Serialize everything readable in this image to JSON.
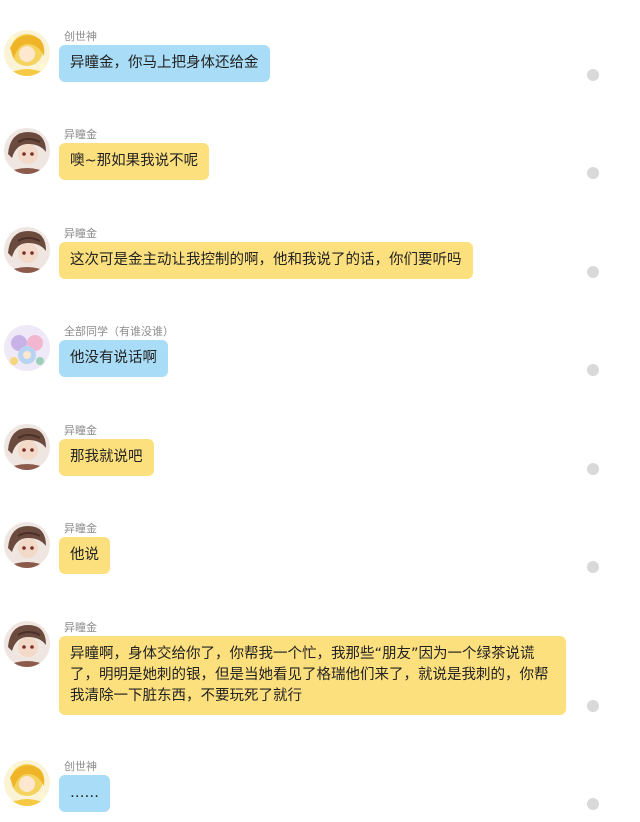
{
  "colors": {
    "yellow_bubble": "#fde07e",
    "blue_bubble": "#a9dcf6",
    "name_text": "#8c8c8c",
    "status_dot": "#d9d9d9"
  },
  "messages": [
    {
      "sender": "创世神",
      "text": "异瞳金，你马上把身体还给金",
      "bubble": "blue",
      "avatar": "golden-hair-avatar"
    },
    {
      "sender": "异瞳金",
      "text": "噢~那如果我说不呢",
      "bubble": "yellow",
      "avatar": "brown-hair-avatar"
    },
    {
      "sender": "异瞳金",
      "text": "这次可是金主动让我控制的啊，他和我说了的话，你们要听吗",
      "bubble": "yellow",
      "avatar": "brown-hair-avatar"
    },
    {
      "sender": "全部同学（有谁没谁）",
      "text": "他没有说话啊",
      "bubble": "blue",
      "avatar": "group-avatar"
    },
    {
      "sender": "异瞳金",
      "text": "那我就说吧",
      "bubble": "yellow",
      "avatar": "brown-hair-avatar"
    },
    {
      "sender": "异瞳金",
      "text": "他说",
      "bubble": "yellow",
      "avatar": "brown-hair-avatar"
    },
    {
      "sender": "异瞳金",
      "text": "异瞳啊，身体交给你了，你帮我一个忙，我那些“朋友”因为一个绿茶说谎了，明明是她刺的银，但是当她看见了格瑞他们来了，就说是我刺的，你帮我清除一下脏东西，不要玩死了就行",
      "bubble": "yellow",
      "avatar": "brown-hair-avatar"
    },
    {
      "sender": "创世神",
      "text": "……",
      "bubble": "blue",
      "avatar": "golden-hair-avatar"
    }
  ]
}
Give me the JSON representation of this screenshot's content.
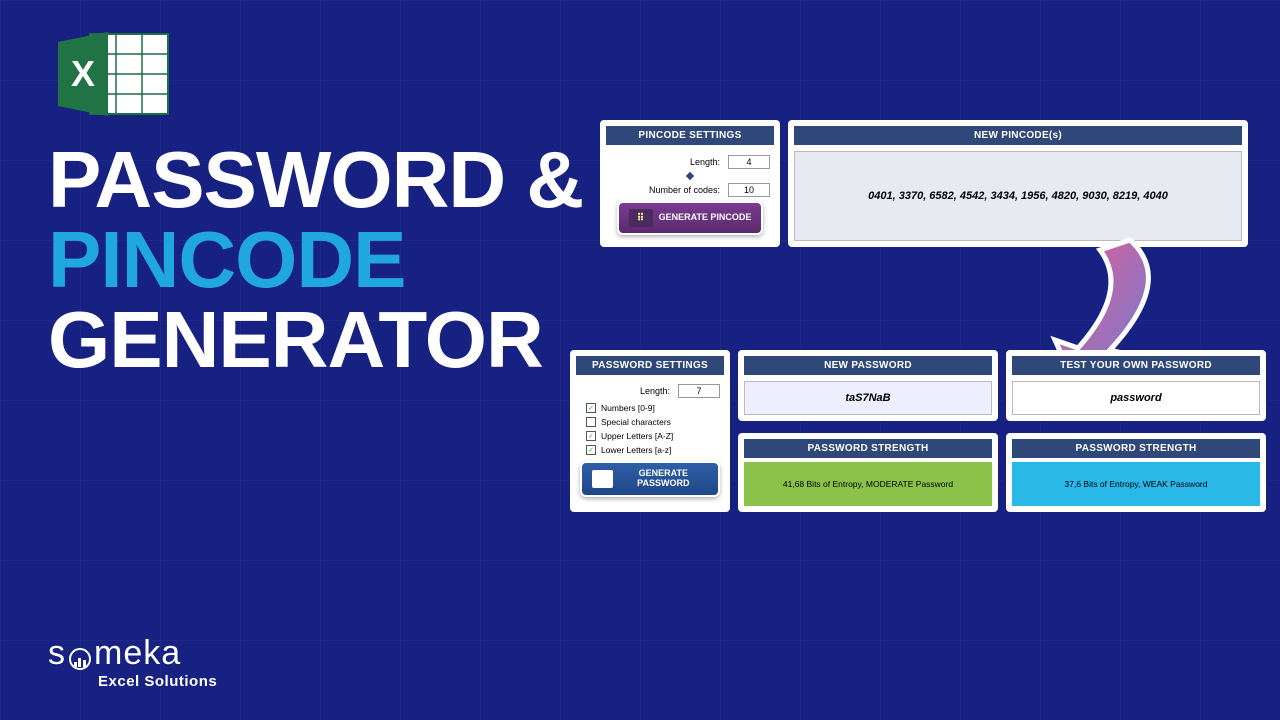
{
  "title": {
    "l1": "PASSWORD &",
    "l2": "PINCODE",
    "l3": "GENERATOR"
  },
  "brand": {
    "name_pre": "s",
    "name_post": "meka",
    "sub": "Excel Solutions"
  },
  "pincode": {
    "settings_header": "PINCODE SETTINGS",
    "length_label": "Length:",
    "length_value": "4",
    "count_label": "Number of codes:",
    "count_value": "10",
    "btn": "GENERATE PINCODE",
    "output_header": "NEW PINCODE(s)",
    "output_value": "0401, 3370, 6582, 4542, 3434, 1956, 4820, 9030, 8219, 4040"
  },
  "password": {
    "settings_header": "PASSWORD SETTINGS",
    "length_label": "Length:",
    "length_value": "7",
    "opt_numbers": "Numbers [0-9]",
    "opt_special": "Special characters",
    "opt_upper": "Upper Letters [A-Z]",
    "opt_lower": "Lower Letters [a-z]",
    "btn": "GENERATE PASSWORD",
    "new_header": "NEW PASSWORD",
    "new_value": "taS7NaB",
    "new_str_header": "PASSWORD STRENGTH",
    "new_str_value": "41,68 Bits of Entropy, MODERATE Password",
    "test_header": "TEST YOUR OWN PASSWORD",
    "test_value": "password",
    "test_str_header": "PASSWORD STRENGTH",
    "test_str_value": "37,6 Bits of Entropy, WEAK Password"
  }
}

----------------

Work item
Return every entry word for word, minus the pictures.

Expected answer
Serialize everything readable in this image to JSON.
{
  "colors": {
    "yellow_bubble": "#fde07e",
    "blue_bubble": "#a9dcf6",
    "name_text": "#8c8c8c",
    "status_dot": "#d9d9d9"
  },
  "messages": [
    {
      "sender": "创世神",
      "text": "异瞳金，你马上把身体还给金",
      "bubble": "blue",
      "avatar": "golden-hair-avatar"
    },
    {
      "sender": "异瞳金",
      "text": "噢~那如果我说不呢",
      "bubble": "yellow",
      "avatar": "brown-hair-avatar"
    },
    {
      "sender": "异瞳金",
      "text": "这次可是金主动让我控制的啊，他和我说了的话，你们要听吗",
      "bubble": "yellow",
      "avatar": "brown-hair-avatar"
    },
    {
      "sender": "全部同学（有谁没谁）",
      "text": "他没有说话啊",
      "bubble": "blue",
      "avatar": "group-avatar"
    },
    {
      "sender": "异瞳金",
      "text": "那我就说吧",
      "bubble": "yellow",
      "avatar": "brown-hair-avatar"
    },
    {
      "sender": "异瞳金",
      "text": "他说",
      "bubble": "yellow",
      "avatar": "brown-hair-avatar"
    },
    {
      "sender": "异瞳金",
      "text": "异瞳啊，身体交给你了，你帮我一个忙，我那些“朋友”因为一个绿茶说谎了，明明是她刺的银，但是当她看见了格瑞他们来了，就说是我刺的，你帮我清除一下脏东西，不要玩死了就行",
      "bubble": "yellow",
      "avatar": "brown-hair-avatar"
    },
    {
      "sender": "创世神",
      "text": "……",
      "bubble": "blue",
      "avatar": "golden-hair-avatar"
    }
  ]
}
Give me the JSON representation of this screenshot's content.
{
  "title": {
    "l1": "PASSWORD &",
    "l2": "PINCODE",
    "l3": "GENERATOR"
  },
  "brand": {
    "name_pre": "s",
    "name_post": "meka",
    "sub": "Excel Solutions"
  },
  "pincode": {
    "settings_header": "PINCODE SETTINGS",
    "length_label": "Length:",
    "length_value": "4",
    "count_label": "Number of codes:",
    "count_value": "10",
    "btn": "GENERATE PINCODE",
    "output_header": "NEW PINCODE(s)",
    "output_value": "0401, 3370, 6582, 4542, 3434, 1956, 4820, 9030, 8219, 4040"
  },
  "password": {
    "settings_header": "PASSWORD SETTINGS",
    "length_label": "Length:",
    "length_value": "7",
    "opt_numbers": "Numbers [0-9]",
    "opt_special": "Special characters",
    "opt_upper": "Upper Letters [A-Z]",
    "opt_lower": "Lower Letters [a-z]",
    "btn": "GENERATE PASSWORD",
    "new_header": "NEW PASSWORD",
    "new_value": "taS7NaB",
    "new_str_header": "PASSWORD STRENGTH",
    "new_str_value": "41,68 Bits of Entropy, MODERATE Password",
    "test_header": "TEST YOUR OWN PASSWORD",
    "test_value": "password",
    "test_str_header": "PASSWORD STRENGTH",
    "test_str_value": "37,6 Bits of Entropy, WEAK Password"
  }
}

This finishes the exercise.